---- Dataset entries

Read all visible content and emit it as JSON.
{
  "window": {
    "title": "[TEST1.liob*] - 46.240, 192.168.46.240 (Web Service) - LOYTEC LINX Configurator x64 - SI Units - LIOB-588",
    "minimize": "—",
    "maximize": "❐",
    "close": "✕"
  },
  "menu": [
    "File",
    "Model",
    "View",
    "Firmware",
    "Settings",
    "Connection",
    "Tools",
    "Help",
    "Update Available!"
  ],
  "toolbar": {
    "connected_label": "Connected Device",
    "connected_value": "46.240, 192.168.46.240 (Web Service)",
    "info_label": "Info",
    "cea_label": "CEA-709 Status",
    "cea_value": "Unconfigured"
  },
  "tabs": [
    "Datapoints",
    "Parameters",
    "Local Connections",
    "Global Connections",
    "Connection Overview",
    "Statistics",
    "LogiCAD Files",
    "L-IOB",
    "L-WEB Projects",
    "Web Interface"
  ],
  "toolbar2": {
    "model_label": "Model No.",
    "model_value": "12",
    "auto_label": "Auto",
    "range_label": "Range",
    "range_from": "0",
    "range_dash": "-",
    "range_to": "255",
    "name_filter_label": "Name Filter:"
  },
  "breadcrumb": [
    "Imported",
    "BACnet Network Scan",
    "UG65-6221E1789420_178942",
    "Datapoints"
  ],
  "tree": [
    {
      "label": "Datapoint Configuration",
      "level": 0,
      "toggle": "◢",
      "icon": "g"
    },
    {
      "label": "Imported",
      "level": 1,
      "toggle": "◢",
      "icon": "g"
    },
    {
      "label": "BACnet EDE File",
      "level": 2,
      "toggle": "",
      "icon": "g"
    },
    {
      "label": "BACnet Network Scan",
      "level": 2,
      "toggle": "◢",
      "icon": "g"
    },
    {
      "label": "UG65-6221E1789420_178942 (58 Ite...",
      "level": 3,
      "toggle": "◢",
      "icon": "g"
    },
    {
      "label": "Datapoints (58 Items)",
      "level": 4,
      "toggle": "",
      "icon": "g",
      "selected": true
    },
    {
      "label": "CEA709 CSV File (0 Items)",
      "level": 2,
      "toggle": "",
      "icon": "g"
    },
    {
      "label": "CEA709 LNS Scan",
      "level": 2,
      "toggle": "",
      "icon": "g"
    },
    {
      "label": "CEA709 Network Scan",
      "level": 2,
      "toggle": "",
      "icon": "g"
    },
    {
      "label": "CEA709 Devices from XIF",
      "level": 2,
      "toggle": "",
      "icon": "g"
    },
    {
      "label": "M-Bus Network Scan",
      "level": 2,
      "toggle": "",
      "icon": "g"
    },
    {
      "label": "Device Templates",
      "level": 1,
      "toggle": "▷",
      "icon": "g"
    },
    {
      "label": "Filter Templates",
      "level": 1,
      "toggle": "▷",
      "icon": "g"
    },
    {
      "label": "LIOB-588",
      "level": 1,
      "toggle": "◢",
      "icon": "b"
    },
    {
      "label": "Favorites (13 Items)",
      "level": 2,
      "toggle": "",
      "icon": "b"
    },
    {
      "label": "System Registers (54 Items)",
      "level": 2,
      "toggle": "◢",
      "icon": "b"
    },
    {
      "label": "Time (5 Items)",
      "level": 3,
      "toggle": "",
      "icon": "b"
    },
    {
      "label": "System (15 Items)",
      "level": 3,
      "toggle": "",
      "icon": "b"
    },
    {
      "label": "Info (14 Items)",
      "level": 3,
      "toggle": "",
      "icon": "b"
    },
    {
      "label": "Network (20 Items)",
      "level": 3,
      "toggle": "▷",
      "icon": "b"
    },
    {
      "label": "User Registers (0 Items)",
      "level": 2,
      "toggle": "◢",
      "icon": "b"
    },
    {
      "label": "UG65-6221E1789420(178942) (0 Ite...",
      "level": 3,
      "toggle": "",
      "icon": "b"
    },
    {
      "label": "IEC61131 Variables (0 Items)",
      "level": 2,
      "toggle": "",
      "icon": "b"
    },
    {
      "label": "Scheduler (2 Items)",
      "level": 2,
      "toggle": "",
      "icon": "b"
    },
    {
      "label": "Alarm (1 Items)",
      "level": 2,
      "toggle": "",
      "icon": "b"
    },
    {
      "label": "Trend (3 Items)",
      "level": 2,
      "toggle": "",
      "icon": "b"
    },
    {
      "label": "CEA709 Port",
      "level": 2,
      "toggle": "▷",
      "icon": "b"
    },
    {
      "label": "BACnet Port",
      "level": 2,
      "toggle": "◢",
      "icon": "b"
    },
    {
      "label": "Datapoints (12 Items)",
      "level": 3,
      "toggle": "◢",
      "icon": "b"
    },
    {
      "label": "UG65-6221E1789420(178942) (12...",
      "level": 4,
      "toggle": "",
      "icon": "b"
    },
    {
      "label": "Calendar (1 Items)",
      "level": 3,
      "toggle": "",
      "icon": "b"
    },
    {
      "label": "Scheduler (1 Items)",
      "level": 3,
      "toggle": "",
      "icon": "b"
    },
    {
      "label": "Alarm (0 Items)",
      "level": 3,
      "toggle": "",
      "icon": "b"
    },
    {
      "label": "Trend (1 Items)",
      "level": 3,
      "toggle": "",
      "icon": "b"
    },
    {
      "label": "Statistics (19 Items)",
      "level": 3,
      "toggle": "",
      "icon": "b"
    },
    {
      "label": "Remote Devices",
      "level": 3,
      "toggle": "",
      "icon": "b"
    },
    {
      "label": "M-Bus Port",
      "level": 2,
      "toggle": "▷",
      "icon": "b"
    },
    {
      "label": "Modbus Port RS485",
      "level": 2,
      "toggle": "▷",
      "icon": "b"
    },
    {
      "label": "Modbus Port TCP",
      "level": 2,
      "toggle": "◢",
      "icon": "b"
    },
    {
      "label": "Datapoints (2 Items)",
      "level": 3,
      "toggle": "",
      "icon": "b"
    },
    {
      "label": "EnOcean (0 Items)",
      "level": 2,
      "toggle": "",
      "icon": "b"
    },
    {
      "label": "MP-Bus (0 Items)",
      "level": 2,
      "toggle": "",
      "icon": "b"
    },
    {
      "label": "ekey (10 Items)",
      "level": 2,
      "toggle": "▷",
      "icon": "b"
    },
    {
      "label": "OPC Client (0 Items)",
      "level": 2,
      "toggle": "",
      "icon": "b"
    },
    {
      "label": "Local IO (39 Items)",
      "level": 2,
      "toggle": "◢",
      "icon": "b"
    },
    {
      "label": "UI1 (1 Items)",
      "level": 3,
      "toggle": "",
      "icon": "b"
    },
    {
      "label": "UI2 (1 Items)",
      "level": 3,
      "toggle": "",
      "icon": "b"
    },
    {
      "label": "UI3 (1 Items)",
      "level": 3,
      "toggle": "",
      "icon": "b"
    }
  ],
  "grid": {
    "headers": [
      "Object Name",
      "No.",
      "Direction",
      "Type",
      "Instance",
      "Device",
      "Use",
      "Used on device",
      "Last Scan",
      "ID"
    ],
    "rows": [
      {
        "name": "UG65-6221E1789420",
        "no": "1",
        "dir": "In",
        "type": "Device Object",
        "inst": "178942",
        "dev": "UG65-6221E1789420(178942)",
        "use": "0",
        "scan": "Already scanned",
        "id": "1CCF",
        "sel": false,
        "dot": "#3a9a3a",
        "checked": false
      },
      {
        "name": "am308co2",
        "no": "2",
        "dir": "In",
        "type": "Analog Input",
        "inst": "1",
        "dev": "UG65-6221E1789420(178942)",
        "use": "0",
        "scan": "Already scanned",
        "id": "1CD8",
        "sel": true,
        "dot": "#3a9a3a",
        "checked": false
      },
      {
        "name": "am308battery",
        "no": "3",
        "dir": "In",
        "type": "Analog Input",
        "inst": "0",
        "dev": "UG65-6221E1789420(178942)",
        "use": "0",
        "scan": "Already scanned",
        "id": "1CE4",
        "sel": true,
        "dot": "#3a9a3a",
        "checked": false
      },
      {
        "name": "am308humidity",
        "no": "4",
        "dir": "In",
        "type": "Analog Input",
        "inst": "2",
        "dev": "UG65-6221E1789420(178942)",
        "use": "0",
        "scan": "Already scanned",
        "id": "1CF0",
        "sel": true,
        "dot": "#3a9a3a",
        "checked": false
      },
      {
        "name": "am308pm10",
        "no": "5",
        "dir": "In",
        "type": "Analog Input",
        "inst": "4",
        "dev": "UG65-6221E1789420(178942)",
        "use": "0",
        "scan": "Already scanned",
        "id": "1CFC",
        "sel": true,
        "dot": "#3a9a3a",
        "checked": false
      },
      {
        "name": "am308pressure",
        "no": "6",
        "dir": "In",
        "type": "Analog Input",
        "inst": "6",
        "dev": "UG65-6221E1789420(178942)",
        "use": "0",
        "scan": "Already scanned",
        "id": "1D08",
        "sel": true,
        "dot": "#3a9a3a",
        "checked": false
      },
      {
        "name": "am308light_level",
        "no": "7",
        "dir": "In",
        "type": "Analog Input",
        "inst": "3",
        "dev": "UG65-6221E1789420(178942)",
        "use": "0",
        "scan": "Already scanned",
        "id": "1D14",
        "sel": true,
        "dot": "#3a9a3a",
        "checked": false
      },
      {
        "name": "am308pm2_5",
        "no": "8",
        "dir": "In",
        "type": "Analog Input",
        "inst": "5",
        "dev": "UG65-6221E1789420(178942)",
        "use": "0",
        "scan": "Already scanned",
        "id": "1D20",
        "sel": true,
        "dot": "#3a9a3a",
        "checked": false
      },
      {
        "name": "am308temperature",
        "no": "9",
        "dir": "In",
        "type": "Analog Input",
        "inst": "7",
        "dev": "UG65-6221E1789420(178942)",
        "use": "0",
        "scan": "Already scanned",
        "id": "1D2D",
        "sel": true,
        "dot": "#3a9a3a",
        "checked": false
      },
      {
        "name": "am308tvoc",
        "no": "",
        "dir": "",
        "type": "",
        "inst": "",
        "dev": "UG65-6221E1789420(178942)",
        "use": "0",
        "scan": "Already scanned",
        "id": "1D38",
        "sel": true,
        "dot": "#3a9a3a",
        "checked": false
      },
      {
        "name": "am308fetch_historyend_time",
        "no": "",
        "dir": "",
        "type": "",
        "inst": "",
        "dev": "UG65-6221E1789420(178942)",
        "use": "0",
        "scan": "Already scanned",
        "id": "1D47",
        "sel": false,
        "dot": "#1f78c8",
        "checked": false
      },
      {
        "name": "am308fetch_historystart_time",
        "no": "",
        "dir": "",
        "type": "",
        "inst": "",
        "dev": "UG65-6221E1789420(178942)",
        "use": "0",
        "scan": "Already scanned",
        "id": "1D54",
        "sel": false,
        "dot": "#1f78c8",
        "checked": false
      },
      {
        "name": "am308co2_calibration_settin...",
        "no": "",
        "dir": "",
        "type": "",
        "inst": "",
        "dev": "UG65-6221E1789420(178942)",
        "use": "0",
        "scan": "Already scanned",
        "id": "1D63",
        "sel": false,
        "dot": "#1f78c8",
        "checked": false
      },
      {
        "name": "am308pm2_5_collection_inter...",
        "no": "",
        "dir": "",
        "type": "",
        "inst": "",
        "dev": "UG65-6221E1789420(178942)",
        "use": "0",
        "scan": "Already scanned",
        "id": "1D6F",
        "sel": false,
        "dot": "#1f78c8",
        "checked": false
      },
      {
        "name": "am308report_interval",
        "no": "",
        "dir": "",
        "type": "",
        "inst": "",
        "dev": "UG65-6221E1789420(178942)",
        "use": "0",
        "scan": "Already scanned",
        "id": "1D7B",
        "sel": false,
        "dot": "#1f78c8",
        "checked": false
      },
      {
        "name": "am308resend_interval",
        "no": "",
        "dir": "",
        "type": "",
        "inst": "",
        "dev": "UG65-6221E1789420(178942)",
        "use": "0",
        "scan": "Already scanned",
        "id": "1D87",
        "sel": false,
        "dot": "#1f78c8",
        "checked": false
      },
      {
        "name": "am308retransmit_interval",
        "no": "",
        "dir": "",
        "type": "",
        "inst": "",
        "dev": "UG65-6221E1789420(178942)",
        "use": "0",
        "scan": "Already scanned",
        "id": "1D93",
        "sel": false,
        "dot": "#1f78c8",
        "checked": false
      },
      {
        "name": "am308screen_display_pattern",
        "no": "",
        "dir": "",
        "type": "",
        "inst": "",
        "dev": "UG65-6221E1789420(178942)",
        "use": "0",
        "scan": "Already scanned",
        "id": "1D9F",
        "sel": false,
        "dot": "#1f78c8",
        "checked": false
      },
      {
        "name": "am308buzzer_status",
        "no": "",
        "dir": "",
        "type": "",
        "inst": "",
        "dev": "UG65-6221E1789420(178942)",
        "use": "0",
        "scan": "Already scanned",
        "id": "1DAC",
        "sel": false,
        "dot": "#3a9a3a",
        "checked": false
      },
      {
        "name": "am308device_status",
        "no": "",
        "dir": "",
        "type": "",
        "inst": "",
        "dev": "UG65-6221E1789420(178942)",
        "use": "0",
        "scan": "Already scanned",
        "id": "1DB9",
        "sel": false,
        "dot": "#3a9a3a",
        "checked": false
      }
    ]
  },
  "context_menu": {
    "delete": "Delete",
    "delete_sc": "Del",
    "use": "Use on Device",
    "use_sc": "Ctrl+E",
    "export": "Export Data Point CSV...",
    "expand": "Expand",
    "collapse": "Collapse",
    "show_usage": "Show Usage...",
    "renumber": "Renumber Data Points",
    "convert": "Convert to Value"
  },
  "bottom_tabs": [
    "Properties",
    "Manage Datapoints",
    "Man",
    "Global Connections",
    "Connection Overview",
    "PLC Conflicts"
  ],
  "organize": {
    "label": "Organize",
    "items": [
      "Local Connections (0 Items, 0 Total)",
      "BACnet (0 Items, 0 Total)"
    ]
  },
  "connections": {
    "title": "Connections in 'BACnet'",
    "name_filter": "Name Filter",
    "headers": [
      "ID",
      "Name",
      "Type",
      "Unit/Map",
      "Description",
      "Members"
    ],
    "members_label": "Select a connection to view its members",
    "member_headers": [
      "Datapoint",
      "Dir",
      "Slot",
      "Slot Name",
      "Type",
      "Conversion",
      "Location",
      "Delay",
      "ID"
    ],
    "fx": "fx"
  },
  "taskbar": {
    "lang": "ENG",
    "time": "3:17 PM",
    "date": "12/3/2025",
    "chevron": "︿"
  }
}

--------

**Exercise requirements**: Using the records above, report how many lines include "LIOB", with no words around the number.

**Solution to this task**: 2